  • Role-Based Permissions: Administrators can efficiently manage content and control access to features based on user roles using their role-based permissions.
  • Webhooks and Integrations: Hygraph streamlines workflow automation by providing webhooks and seamless integrations with third-party services, enhancing productivity and extending functionality.

Strapi: An open-source, headless CMS based on JavaScript and TypeScript with some of the following characteristics.

  • Customizable Content kinds: Provides customers the ability to create bespoke content kinds with fields that are customized to meet their unique needs. Its adaptability makes it possible to create intricate content structures.
  • Role-Based Access Control (RBAC): Administrators can designate specific roles and permissions for users gaining access to the CMS using their RBAC features. Workflows for secure content management are thus guaranteed.
  • Real-time Collaboration: Helps team work together with real-time collaboration capabilities that let several people work on the same piece of information at once. This encourages productive workflows for editing and producing material.
  • Support for REST and GraphQL APIs: Strapi offers developers freedom in how they may access and use content from the CMS by supporting both REST and GraphQL APIs.
  • Webhooks and Integration Alternatives: Provides alternatives for seamless integration with third-party services and tools, including webhooks.

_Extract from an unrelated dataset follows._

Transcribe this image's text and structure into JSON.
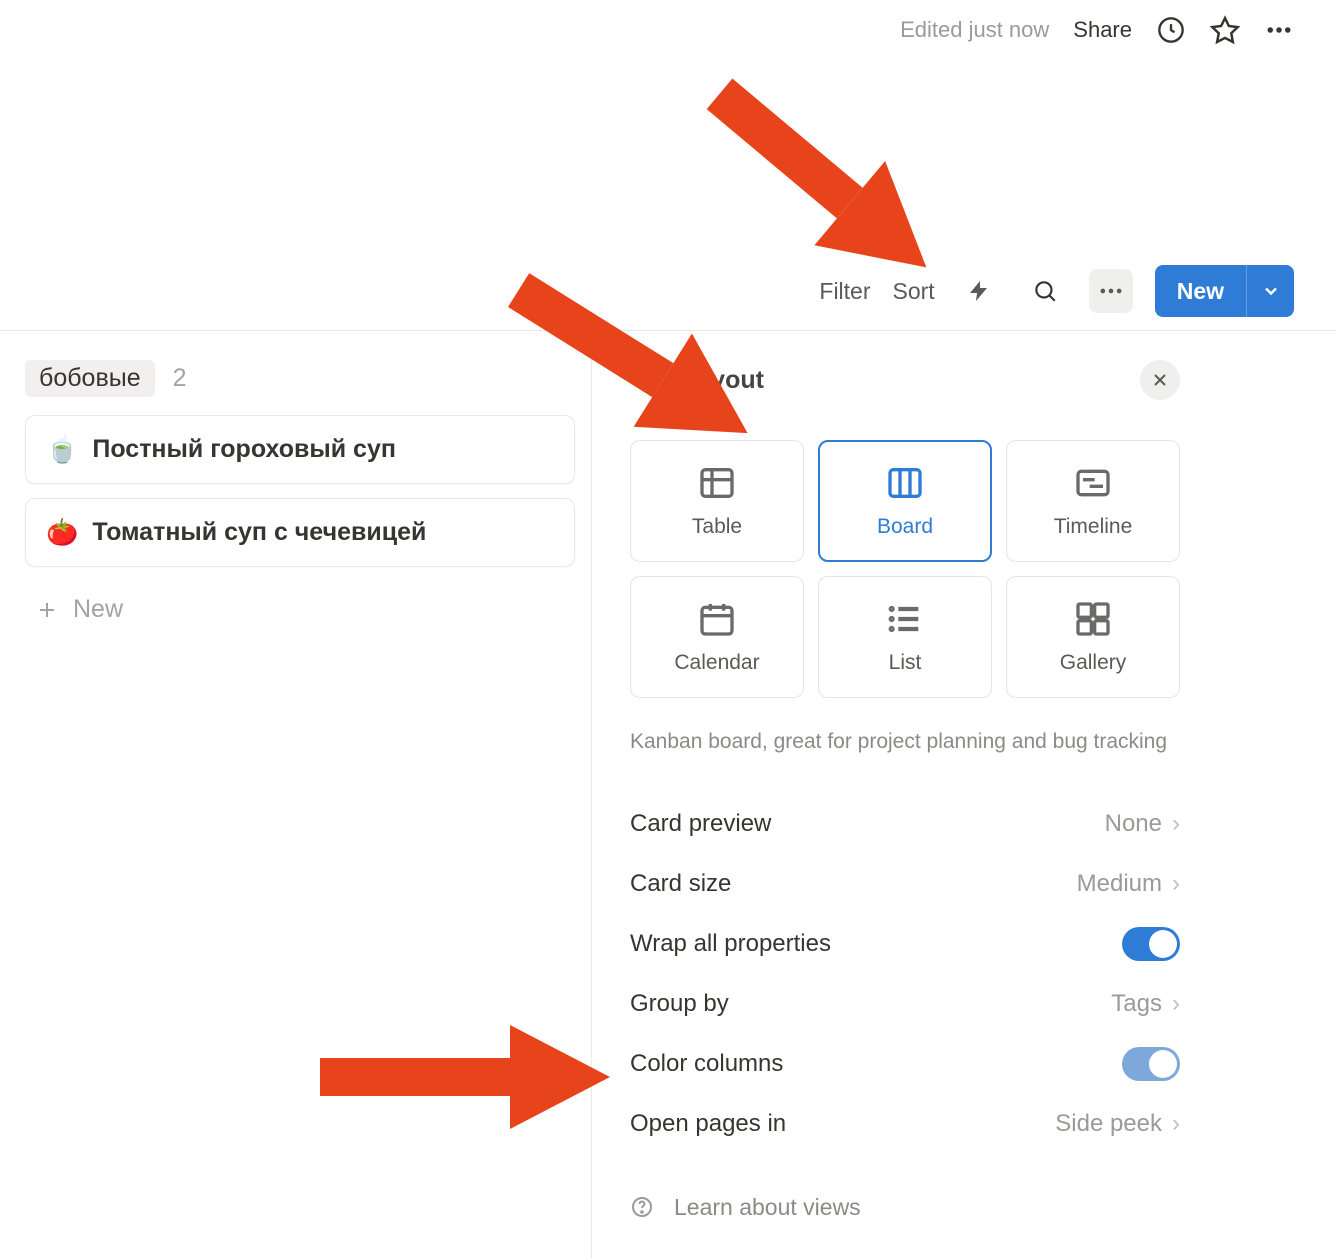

Contentful: A platform for creating multi-brand and multi-channel content from a unified source.

  • Web-Based Content Editor: Provides content producers with an easy-to-use web-based content editor so they can easily manage and edit content.
  • Customizable Content Models: Gives users the ability to create unique content models with fields and connections, giving them more freedom when it comes to content organization.
  • Localization Support: Multilingual content production is made possible by their built-in support for content localization.
  • API-First Approach: Uses an API-first strategy, managing and accessing content through APIs. This makes it possible for developers to incorporate content into any digital platform or application easily.
  • Rich Set of SDKs and APIs: Makes it simple to access and use content in a variety of settings by offering a rich set of SDKs and APIs for a number of programming languages.

Conclusion

In summary, API-based CMSes provide flexibility, scalability, and seamless content distribution across a variety of digital media, whereas Git-based CMSes excel in content versioning and collaboration. The needs of the project, team procedures, and the required content management and delivery capabilities all influence the decision between Git-based and API-based CMSes. Companies should assess their unique requirements and goals in order to choose the best CMS strategy for their initiatives.